Kirsteen Maclean discusses the intricacies of corporate insolvency.
Research by commercial insolvency and restructuring body R3, Scotland, found that the number of insolvency cases (liquidations and receiverships), for the last quarter of 2021, was 164% higher than that of the same period of the previous year.
Additionally, the bankrupt accountant reported that in May 2022 there were 93 total business insolvencies, 82% more than in May 2021 and 19% less than in May 2019. The total number of Business insolvencies in Scotland in May 2022 consisted of 19 compulsory liquidations. ; 68 voluntary liquidations of creditors (CVL) and 6 administrations.
There are various reasons for these increases, the most obvious being the withdrawal of government pandemic support measures, which included rebound loans (easily accessed by administrators with a modicum of diligence); the furlough scheme (with resulting staff shortages now in many industries), business subsidies and some temporary tax cuts.
There has also been the removal of restrictions imposed by the Corporate Insolvency and Governance Act 2020, on bringing winding-up petitions to court.

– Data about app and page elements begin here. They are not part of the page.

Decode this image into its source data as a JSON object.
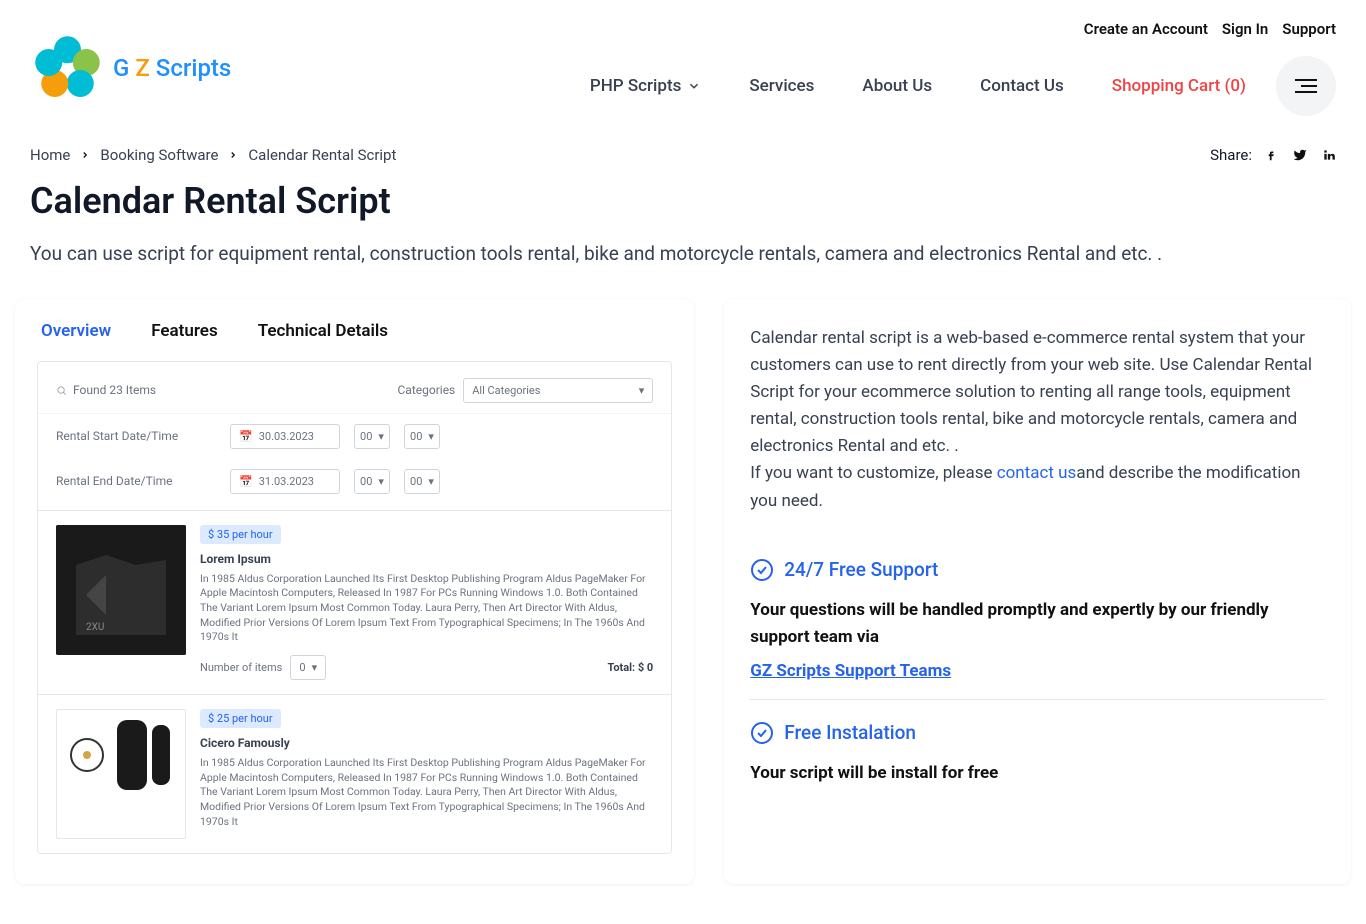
{
  "brand": {
    "g": "G",
    "z": "Z",
    "s": "Scripts"
  },
  "top_links": {
    "create": "Create an Account",
    "signin": "Sign In",
    "support": "Support"
  },
  "nav": {
    "php": "PHP Scripts",
    "services": "Services",
    "about": "About Us",
    "contact": "Contact Us",
    "cart": "Shopping Cart (0)"
  },
  "breadcrumb": {
    "home": "Home",
    "cat": "Booking Software",
    "page": "Calendar Rental Script"
  },
  "share_label": "Share:",
  "page_title": "Calendar Rental Script",
  "page_sub": "You can use script for equipment rental, construction tools rental, bike and motorcycle rentals, camera and electronics Rental and etc. .",
  "tabs": {
    "overview": "Overview",
    "features": "Features",
    "tech": "Technical Details"
  },
  "preview": {
    "found": "Found 23 Items",
    "cat_label": "Categories",
    "cat_value": "All Categories",
    "start_label": "Rental Start Date/Time",
    "start_date": "30.03.2023",
    "end_label": "Rental End Date/Time",
    "end_date": "31.03.2023",
    "hh": "00",
    "mm": "00",
    "item1": {
      "badge": "$ 35 per hour",
      "title": "Lorem Ipsum",
      "desc": "In 1985 Aldus Corporation Launched Its First Desktop Publishing Program Aldus PageMaker For Apple Macintosh Computers, Released In 1987 For PCs Running Windows 1.0. Both Contained The Variant Lorem Ipsum Most Common Today. Laura Perry, Then Art Director With Aldus, Modified Prior Versions Of Lorem Ipsum Text From Typographical Specimens; In The 1960s And 1970s It",
      "num_label": "Number of items",
      "num_value": "0",
      "total": "Total: $ 0"
    },
    "item2": {
      "badge": "$ 25 per hour",
      "title": "Cicero Famously",
      "desc": "In 1985 Aldus Corporation Launched Its First Desktop Publishing Program Aldus PageMaker For Apple Macintosh Computers, Released In 1987 For PCs Running Windows 1.0. Both Contained The Variant Lorem Ipsum Most Common Today. Laura Perry, Then Art Director With Aldus, Modified Prior Versions Of Lorem Ipsum Text From Typographical Specimens; In The 1960s And 1970s It"
    }
  },
  "sidebar": {
    "desc": "Calendar rental script is a web-based e-commerce rental system that your customers can use to rent directly from your web site. Use Calendar Rental Script for your ecommerce solution to renting all range tools, equipment rental, construction tools rental, bike and motorcycle rentals, camera and electronics Rental and etc. .",
    "customize_prefix": "If you want to customize, please ",
    "contact": "contact us",
    "customize_suffix": "and describe the modification you need.",
    "feat1_title": "24/7 Free Support",
    "feat1_body": "Your questions will be handled promptly and expertly by our friendly support team via",
    "feat1_link": "GZ Scripts Support Teams",
    "feat2_title": "Free Instalation",
    "feat2_body": "Your script will be install for free"
  }
}
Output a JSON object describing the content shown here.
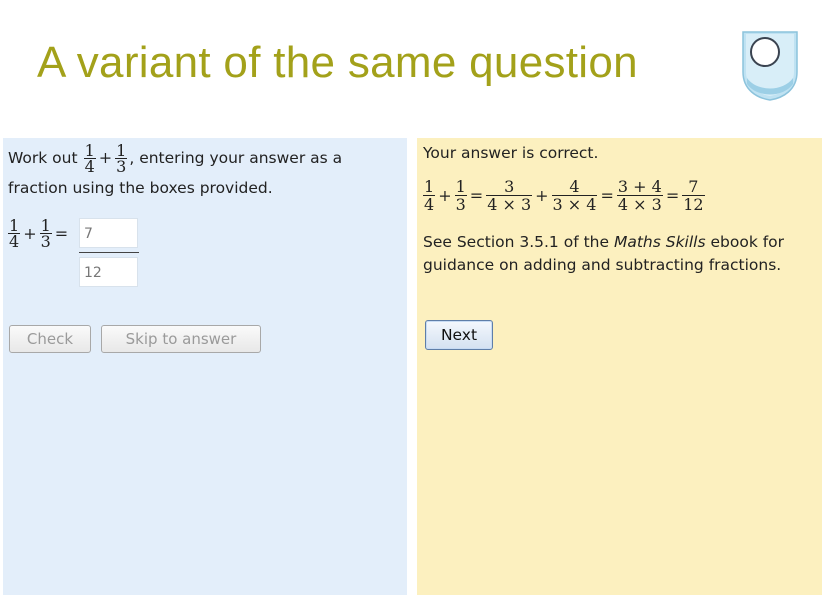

The increase in bankruptcies must therefore be seen in context. Although there has been a substantial increase since this time last year, at this time bankruptcies were, somewhat counterintuitively, at a very low level due to the measures mentioned above.
It is clear, however, that in addition to dealing with the lasting effects of the pandemic, companies are facing pressure on their businesses with substantial cost inflation, as well as the disruptions felt, supply chain and otherwise, to the aftermath of the war in Ukraine. In addition, there are the persistent trade problems, following Brexit.
The main driver of insolvencies will always be pressure from creditors, with the biggest creditor by far being HMRC. How HMRC treats businesses will likely determine whether there is a sustained rise in insolvencies. HMRC is believed to be returning to enforcement action. They will undoubtedly face a significant backlog and we will have to see how that plays out.
With a focus on corporate directors, under the Corporate Insolvency and Governance Act 2020, the threat of personal liability for ‘unlawful trading’ has been temporarily removed from directors (claims relating to illicit trading are relatively rare), which may have led to the misconception that all the usual tasks an administrator should think about had also crept into lesser attention. However, the most common claims, such as gratuitous disposition, unfair preference, illegal dividends, faulty performance and breach of fiduciary duty, remained relevant throughout the process, leading to issues. for the administrators, who might have thought otherwise.
It remains to be seen whether all of this will culminate in what has long been predicted to become a perfect storm, as far as insolvencies and claims against directors go.
When such problems arise, it is important to seek advice early. BTO advises creditors and debtors on all forms of insolvency and administrators who may face issues relating to breach of duty etc.
Kirsteen Maclean is a senior partner at BTO.